It is not my intent to invoke fear or panic, merely to observe an ongoing trend and comment on it. There are benefits and risks of either staying on the trend or departing from it, probably manageable in most cases.
And THAT is the point of disagreement. It is the CLAIM of politicians and bureaucrats from Putin to Paul Ryan, from Christine Lagarde to John Kaisch, that “the world WILL FALL APART, catastrophically” if voters have their way from Brexit to the leading TWO candidates in the Congressional majority US party, and the not-far-behind 2nd candidate in the party that controls the White House.
Describing the now-seemingly-likely exit of Britain from the EU, the head of the IMF says it could “derail Europe’s shaky recovery … and lead to years of financial uncertainty.”
Really? For most of my life there was no EU and the world economy was growing and doing a lot better than it is now, almost everywhere, but especially in the US, Japan, and the Middle East (which is about trashed now except for the few remaining totalitarian oil kingdoms). So, yeah, there is precedent for democracy leading to catastrophic consequences. But let’s be clear about the context. There was previously NO democracy in those regions of the Middle East, whereas democracy has been doing fine in England at least since the Knights of the Round Table (round so that no one not even the king sat at the “head” and was elevated over anyone else).
It seems to me Lagarde has a similar fear mongering message to corral voters into line as did Kaisch and Romney, whom we discussed in a previous post.
Even if our worst nightmares came to pass and Cruz was elected and attempted to implement his anti-Fed gold standard, it seems unlikely that he would succeed, or if he did, that the policy would not be shortly rolled back when the consequences began to be felt. The only thing that would keep the policies from being rolled back is if you keep people from voting! Which seems to be the point of all this fear mongering.
And how is that different than Putin’s disdain for the democratic will of the people of Ukraine to join the EU? Not everyone wants to leave it, just the countries which are doing well, and can you blame them if they have to support all comers? It’s like having an open border policy in the US.
Yes, well, it seems to me that Lagarde, Kaisch, Romney and Putin have something in common. And it is not a burning desire to see the will of the voters prevail.
They have something else in common too. They are not merely fear mongering. They are extorting. That is, they are making threats they intend to back up. Just as Putin made sure Ukraine fell into calamity by financing and arming an invasion of “green men” in unmarked tanks, it seems to me Lagarde (a banker, they are always extortionists) and Kaisch and Romney are all prepared to make sure the consequences are felt, whether it is EU uncertainty or the suicide of the Republican Party.
There is in my view only one way to deal with extortionists.
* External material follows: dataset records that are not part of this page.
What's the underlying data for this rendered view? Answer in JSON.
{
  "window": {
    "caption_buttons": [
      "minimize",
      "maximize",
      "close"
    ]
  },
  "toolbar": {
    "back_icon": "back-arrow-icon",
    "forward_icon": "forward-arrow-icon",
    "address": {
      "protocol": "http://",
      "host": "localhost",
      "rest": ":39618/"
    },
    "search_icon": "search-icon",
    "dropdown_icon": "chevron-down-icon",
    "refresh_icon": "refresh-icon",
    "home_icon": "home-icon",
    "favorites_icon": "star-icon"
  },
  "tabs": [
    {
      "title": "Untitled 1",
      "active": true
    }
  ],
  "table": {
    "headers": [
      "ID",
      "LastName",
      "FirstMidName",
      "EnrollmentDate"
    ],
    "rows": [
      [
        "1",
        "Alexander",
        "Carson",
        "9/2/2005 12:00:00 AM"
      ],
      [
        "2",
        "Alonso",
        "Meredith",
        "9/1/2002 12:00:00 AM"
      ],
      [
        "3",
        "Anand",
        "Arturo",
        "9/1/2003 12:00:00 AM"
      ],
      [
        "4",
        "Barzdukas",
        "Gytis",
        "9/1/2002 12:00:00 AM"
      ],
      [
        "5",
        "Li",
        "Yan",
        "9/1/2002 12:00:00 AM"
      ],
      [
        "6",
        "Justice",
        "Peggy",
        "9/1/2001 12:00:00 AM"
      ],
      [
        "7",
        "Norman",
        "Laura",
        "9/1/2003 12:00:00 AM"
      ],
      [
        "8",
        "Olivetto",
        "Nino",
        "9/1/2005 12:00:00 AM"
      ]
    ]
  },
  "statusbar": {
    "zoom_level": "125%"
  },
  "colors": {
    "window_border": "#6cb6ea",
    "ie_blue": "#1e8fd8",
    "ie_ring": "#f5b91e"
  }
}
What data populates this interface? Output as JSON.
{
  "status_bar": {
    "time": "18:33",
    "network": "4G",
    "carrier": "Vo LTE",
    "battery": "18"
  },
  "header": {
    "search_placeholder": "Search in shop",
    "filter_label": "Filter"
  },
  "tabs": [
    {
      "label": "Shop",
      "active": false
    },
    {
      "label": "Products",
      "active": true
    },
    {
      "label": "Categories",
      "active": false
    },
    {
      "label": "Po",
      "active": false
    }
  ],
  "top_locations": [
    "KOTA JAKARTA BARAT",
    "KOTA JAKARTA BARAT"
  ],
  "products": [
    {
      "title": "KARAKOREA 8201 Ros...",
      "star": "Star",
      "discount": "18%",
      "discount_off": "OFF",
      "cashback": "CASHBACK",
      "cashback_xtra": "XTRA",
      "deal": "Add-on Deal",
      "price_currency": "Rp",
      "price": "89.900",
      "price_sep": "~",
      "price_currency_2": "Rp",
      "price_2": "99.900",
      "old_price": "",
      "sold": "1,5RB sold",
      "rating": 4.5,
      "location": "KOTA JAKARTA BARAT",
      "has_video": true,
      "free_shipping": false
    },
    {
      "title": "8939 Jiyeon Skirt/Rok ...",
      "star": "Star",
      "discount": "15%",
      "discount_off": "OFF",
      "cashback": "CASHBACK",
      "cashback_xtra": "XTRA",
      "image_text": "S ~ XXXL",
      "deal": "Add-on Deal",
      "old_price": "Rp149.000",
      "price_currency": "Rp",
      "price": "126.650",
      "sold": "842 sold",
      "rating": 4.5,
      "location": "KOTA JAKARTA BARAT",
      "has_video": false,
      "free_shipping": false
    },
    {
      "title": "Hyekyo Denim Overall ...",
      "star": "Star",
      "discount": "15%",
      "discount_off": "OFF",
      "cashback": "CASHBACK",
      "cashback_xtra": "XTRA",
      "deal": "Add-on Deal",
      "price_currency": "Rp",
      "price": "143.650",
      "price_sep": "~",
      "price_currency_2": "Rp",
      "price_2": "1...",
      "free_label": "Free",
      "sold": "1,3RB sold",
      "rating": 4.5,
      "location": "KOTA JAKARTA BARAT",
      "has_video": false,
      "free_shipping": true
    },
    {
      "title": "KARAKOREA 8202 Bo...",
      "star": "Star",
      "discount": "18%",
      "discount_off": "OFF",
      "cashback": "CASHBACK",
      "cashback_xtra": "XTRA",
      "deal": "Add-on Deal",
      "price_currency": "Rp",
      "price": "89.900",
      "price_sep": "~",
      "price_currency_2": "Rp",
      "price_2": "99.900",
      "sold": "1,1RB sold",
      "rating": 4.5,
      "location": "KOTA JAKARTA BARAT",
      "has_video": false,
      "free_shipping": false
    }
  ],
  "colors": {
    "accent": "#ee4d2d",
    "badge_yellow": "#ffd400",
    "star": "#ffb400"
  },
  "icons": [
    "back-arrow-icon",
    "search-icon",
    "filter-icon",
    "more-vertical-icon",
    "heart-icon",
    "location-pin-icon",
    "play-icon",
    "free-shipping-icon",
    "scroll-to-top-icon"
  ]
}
You have to make your own well considered decision while carefully ignoring them. And if they act badly afterward, like Putin, you have to fully confront them. If you cave to them, you take a bold step right out onto the world’s most slippery slope. So slippery that it amounts to free fall, complete with the splat at the bottom.
Addendum 4/22/2016 – Obama’s critique of Brexit & Mayor of London’s response:
See BBC article on Obama’s speech about Britain going to the back of the queue on trade deals with the US if it exits the EU. If you read Money, Wealth & War, you already know I consider the EU to be “illegal” under the WTO rules of no preferential trade deals, as well as all other localized deals. In his response, London mayor Boris Johnson points out most of Britain’s trade (73%) is not part of any preferential trade deals and he cites the WTO as making such deals unnecessary. He then points out the US defends its own borders (well, depends on who you ask) and does not cede its sovereignty to any sucking federations. (Well, the states did 2.5 centuries ago.)
Slightly heavy, energetic, with blonde hair, Johnson looks like a younger Trump. Would be interesting to see how trade policy and international entanglements would come untangled if each became head of his own country.